Hepatotoxicity Due to Azole Antimycotic Agents in a HLA B*35:02-Positive Patient.Front Pharmacol 2019; 10:645FP
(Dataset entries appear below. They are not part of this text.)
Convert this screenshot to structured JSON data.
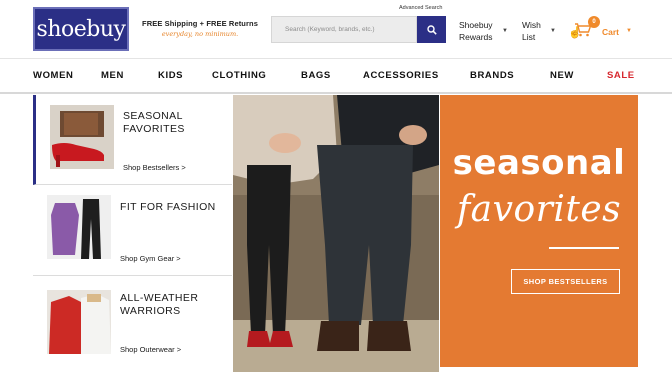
{
  "header": {
    "logo_text": "shoebuy",
    "promo_line1": "FREE Shipping + FREE Returns",
    "promo_line2": "everyday, no minimum.",
    "advanced_search": "Advanced Search",
    "search_placeholder": "Search (Keyword, brands, etc.)",
    "rewards_line1": "Shoebuy",
    "rewards_line2": "Rewards",
    "wish_line1": "Wish",
    "wish_line2": "List",
    "cart_count": "0",
    "cart_label": "Cart"
  },
  "nav": [
    "WOMEN",
    "MEN",
    "KIDS",
    "CLOTHING",
    "BAGS",
    "ACCESSORIES",
    "BRANDS",
    "NEW",
    "SALE"
  ],
  "side_cards": [
    {
      "title_line1": "SEASONAL",
      "title_line2": "FAVORITES",
      "link": "Shop Bestsellers >"
    },
    {
      "title_line1": "FIT FOR FASHION",
      "title_line2": "",
      "link": "Shop Gym Gear >"
    },
    {
      "title_line1": "ALL-WEATHER",
      "title_line2": "WARRIORS",
      "link": "Shop Outerwear >"
    }
  ],
  "hero": {
    "headline1": "seasonal",
    "headline2": "favorites",
    "button": "SHOP BESTSELLERS"
  },
  "colors": {
    "brand": "#2b2f86",
    "accent": "#e47a32",
    "sale": "#d7282f"
  }
}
We will present a 42-year-old woman with acute myeloid leukemia and pulmonary aspergillosis. She was treated with several antifungal agents, including three triazoles. Voriconazole, posaconazole, and isavuconazole all led to hepatocellular liver injury. Voriconazole administration led to a peak alanine aminotransferase (ALT) value of 1,793 U/L (normal range, 9-59 U/L). After posaconazole and isavuconazole treatment, ALT rose over 500 U/L. The typical course of events, exclusion of differential diagnoses, and normalization of the liver function tests (LFTs) after stopping the triazoles were highly suspicious for a drug-induced liver injury (DILI). Interestingly, our patient carries a rare HLA B allele (HLA B*35:02), which occurs in less than 1% of the population and is known to be associated with minocycline-induced liver injury. Over the course of 4 months, the patient received two induction chemotherapies and afterward underwent a successful allogenic hematopoietic stem cell transplantation. Her liver function recovered rapidly and favorable clinical findings concerning the aspergillosis led to a de-escalation of the antifungal treatment to prophylactic dose fluconazole. Delayed hepatotoxicity suggested a dose dependency and a cumulative effect. The question of a common pathophysiology and a cross-toxicity was raised. At the present time, only a few case reports describe cross-toxicity or its absence after rechallenge with different azoles. The pathophysiology is not well understood. Ketoconazole was found to impair rat mitochondrial function in vitro. Further investigations showed cell membrane toxicity and ATP depletion in isolated human liver cancer cells. Our case report suggests a cross-toxicity, dose-dependency, and a possible genetic predisposition of triazole-induced liver injury.